# Information
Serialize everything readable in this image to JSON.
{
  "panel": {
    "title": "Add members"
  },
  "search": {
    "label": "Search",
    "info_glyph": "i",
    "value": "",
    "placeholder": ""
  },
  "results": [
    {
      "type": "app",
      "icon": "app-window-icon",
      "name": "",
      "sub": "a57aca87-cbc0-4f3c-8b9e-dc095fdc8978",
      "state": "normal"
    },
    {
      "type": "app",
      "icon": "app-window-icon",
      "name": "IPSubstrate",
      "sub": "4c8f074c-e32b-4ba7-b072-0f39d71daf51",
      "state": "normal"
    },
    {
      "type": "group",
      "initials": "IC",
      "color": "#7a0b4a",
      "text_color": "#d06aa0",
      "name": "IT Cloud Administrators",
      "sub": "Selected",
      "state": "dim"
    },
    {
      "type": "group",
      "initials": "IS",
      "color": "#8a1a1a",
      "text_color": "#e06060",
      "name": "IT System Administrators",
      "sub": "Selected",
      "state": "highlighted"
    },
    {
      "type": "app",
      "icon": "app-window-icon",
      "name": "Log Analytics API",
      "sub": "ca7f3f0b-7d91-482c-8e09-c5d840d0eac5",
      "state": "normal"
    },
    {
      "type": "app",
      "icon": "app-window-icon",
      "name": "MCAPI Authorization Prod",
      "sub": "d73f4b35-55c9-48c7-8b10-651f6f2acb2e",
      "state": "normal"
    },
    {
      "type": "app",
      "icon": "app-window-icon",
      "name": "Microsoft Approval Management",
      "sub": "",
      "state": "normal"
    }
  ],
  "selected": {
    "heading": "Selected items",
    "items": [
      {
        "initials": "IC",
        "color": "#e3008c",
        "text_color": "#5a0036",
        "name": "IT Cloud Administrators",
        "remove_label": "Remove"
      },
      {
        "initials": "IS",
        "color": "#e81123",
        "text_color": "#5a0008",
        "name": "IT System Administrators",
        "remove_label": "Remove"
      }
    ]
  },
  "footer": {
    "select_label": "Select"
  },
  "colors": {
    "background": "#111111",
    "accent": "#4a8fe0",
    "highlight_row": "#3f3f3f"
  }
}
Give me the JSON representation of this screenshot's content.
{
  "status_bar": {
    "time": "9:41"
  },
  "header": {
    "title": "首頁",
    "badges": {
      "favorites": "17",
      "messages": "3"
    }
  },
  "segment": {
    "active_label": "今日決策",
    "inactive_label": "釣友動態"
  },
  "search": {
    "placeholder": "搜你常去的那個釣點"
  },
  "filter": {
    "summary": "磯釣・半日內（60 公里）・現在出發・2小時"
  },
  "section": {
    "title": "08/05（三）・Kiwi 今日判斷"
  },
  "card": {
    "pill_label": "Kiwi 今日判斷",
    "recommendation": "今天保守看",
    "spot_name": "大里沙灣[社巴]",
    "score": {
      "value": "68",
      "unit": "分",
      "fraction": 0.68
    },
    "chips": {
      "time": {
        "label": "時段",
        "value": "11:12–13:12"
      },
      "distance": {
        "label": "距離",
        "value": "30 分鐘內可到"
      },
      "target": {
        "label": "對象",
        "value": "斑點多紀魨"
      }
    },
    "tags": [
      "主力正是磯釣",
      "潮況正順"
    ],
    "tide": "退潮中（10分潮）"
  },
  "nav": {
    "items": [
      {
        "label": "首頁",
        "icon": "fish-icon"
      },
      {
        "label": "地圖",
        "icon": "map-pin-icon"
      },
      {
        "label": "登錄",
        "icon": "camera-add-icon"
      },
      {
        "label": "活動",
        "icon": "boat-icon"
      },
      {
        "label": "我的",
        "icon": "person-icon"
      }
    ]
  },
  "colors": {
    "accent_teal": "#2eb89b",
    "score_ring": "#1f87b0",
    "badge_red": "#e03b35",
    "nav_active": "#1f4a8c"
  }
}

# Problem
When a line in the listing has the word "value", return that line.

# Response to the task
    "value": "",
      "value": "68",
        "value": "11:12–13:12"
        "value": "30 分鐘內可到"
        "value": "斑點多紀魨"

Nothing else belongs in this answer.